I'll tell you the worst I can about these books:
Seychelle can take a licking and keep on ticking - sometimes to excess, and I have to suspend my disbelief at those times. (Happy to do it, BTW.) And - there are plot points that seem a might too convenient. That's it.
But!! Kling's writing is so clean. She gets you rooting for the underdog. She makes you love her characters. And she always has a good, solid mystery.
Mourning Tide is the 5th in the series, and yes, you can read it without having first read the others - it will stand alone very nicely. Seychelle owns a tugboat, so Kling takes us to places we'd never see or know about because of it, and that is a big draw, in my mind. Seychelle's efforts to find a friend's missing sister & who was responsible leads her into the world of a smarmy money-grubbing 'preacher' and his cult-like followers. Things are even slimier than they first look, and Seychelle inadvertently endangers her sweet little family - boyfriend B.J. Moana & their adopted, adorable son, Nestor.
Kling herself is a life-long sailor, has a zillion stories to tell, and I hope she keeps doing so. Check out her other series, too - The Shipwreck Adventures - featuring another great female lead character, Maggie Riley.
Author J.D. Allen tackles two difficult subjects in 19 Souls. One is male rape. The other is female serial killers.
From the first line, the plot grabs you. I won't spoil it, but there are several twists that surprise in this story.
The male rape aspect is told well, from the male point of view. Still, today, in many quarters, the whole idea of a man being able to be raped is considered preposterous - making it that much more difficult for the victim to come forward or make a complaint without worries of being lampooned or ostracized. Allen's take on it feels believable. She manages to be in the man's mind and makes us understand.
Apparently, getting deep into people's heads is Allen's specialty. Because the race through this fast-paced book also puts us into the female serial killer's mind. She does it so well, that I almost - almost - started rooting for the crazy killer.
It's a fast, good read. Give it a try.
I'm a little late to the Billy Boyle party. Just finished book one in the series. There are ten more, if I've counted right, and I'm looking forward to all of them.
James R. Benn created a delightful character in Billy. He's a young man - early twenties - thrust into WWII and trying to survive the best he can. He was a newly minted detective with the Boston police when the Japanese attacked Pearl Harbor. Military service was inevitable, and his family scrambled to use any avenue they had to get Billy a good posting.
Fast forward to England, and Billy's been assigned to Gen. Eisenhower. He's expected to use his detective skills.

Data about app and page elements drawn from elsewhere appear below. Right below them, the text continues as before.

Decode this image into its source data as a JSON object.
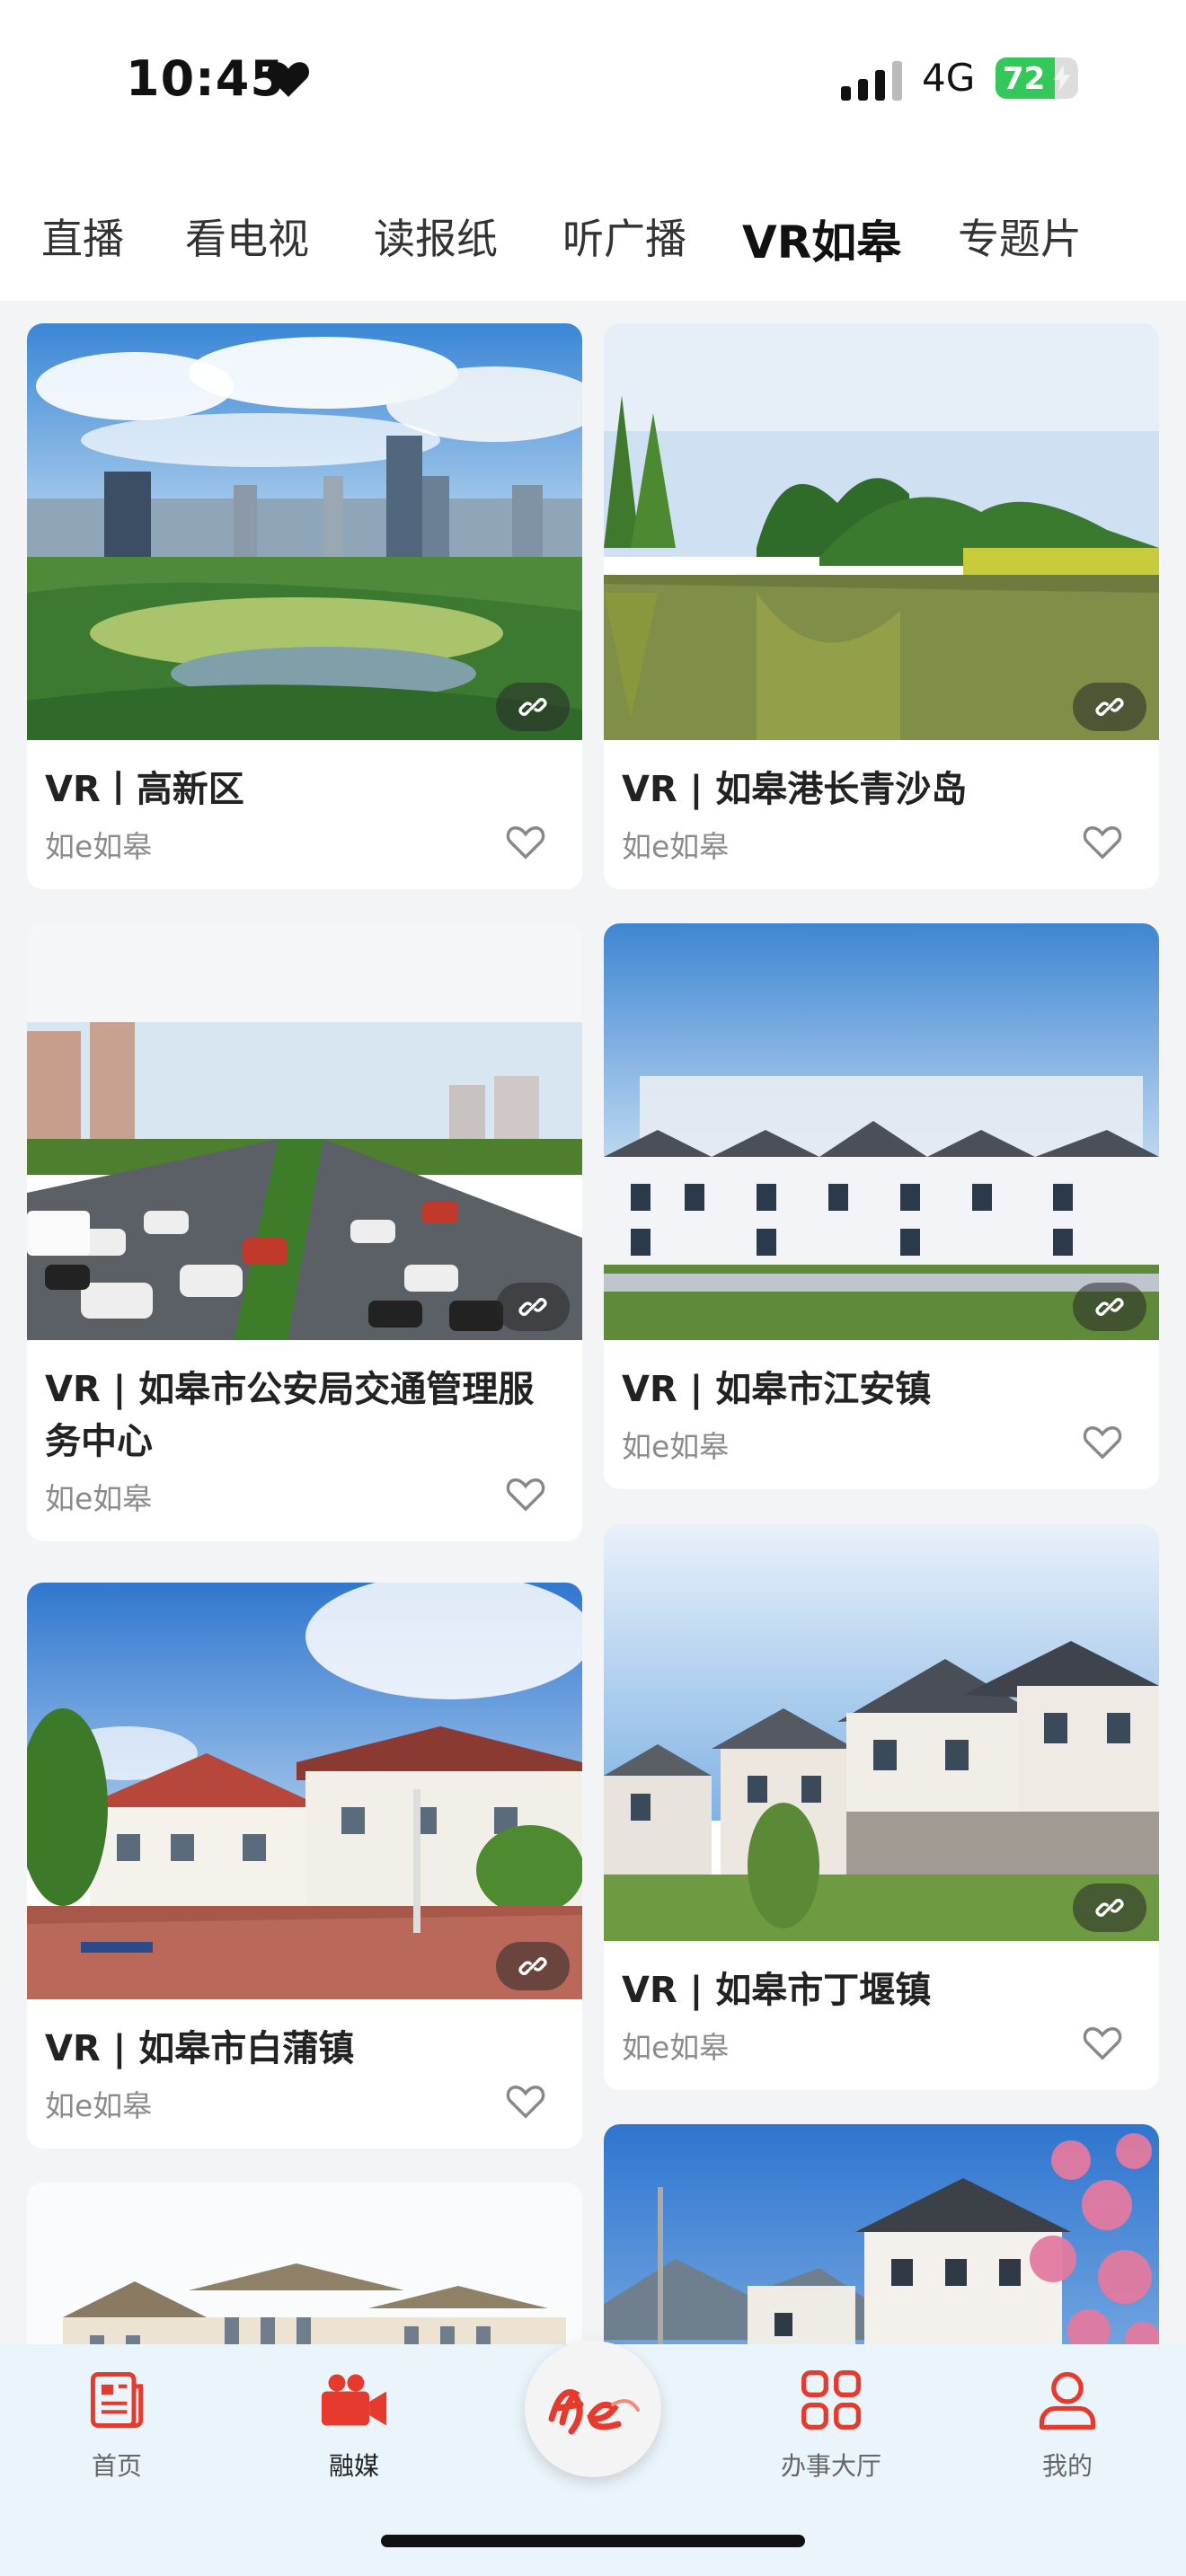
{
  "status": {
    "time": "10:45",
    "network": "4G",
    "battery_level": 72,
    "battery_text": "72"
  },
  "tabs": [
    {
      "label": "直播",
      "active": false
    },
    {
      "label": "看电视",
      "active": false
    },
    {
      "label": "读报纸",
      "active": false
    },
    {
      "label": "听广播",
      "active": false
    },
    {
      "label": "VR如皋",
      "active": true
    },
    {
      "label": "专题片",
      "active": false
    }
  ],
  "cards": [
    {
      "title": "VR丨高新区",
      "source": "如e如皋",
      "image": "city-skyline-park",
      "link_icon": "link-icon",
      "like_icon": "heart-outline-icon"
    },
    {
      "title": "VR | 如皋港长青沙岛",
      "source": "如e如皋",
      "image": "lake-trees",
      "link_icon": "link-icon",
      "like_icon": "heart-outline-icon"
    },
    {
      "title": "VR | 如皋市公安局交通管理服务中心",
      "source": "如e如皋",
      "image": "highway-traffic",
      "link_icon": "link-icon",
      "like_icon": "heart-outline-icon"
    },
    {
      "title": "VR | 如皋市江安镇",
      "source": "如e如皋",
      "image": "white-townhouses",
      "link_icon": "link-icon",
      "like_icon": "heart-outline-icon"
    },
    {
      "title": "VR | 如皋市白蒲镇",
      "source": "如e如皋",
      "image": "house-basketball-court",
      "link_icon": "link-icon",
      "like_icon": "heart-outline-icon"
    },
    {
      "title": "VR | 如皋市丁堰镇",
      "source": "如e如皋",
      "image": "village-houses",
      "link_icon": "link-icon",
      "like_icon": "heart-outline-icon"
    },
    {
      "image": "european-buildings"
    },
    {
      "image": "village-blossom"
    }
  ],
  "bottom_nav": [
    {
      "label": "首页",
      "icon": "news-page-icon",
      "active": false
    },
    {
      "label": "融媒",
      "icon": "video-camera-icon",
      "active": true
    },
    {
      "label": "",
      "icon": "rue-logo-icon",
      "active": false
    },
    {
      "label": "办事大厅",
      "icon": "grid-apps-icon",
      "active": false
    },
    {
      "label": "我的",
      "icon": "user-icon",
      "active": false
    }
  ],
  "colors": {
    "accent": "#e63a2e",
    "battery": "#34c759",
    "nav_bg": "#eaf5fb"
  }
}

He fakes it till he makes it - does the best he can. He reminded me so much of my sons in their early twenties. A very charming character. Benn does a terrific job conveying both England and the era, as well as the military brass.
I'm not thrilled with the fate of some of my favorite characters, but hey - it was wartime. Read the book(s.) You'll love them.
Glory Main is the first of five books in The Sim War series by Henry V. O'Neil
I have to confess I'm not a huge Sci-Fi reader. Okay, 'not huge' is deceptive. While I love the Star Wars & Guardians of the Galaxy movies, I'd seldom read a Sci-Fi book - much less a military Sci-Fi.
But O'neil had me interested from the first chapter. His style is easy and the story doesn't get bogged down or didactic with inordinate details.
The world he's created is fascinating. The enemy that Lt. Jander Mortas and his fellow soldiers face is unique. And some of the weapons O'neil thought up are absolutely amazing.
I can't say too much in a review of this book, because each chapter reveals something you don't expect, and I hate when reviewers ruin such things for me. Be warned however - You will NOT see the ending coming.
I believe the only way to get through the slings and arrows life throws at all of us is to find the humor.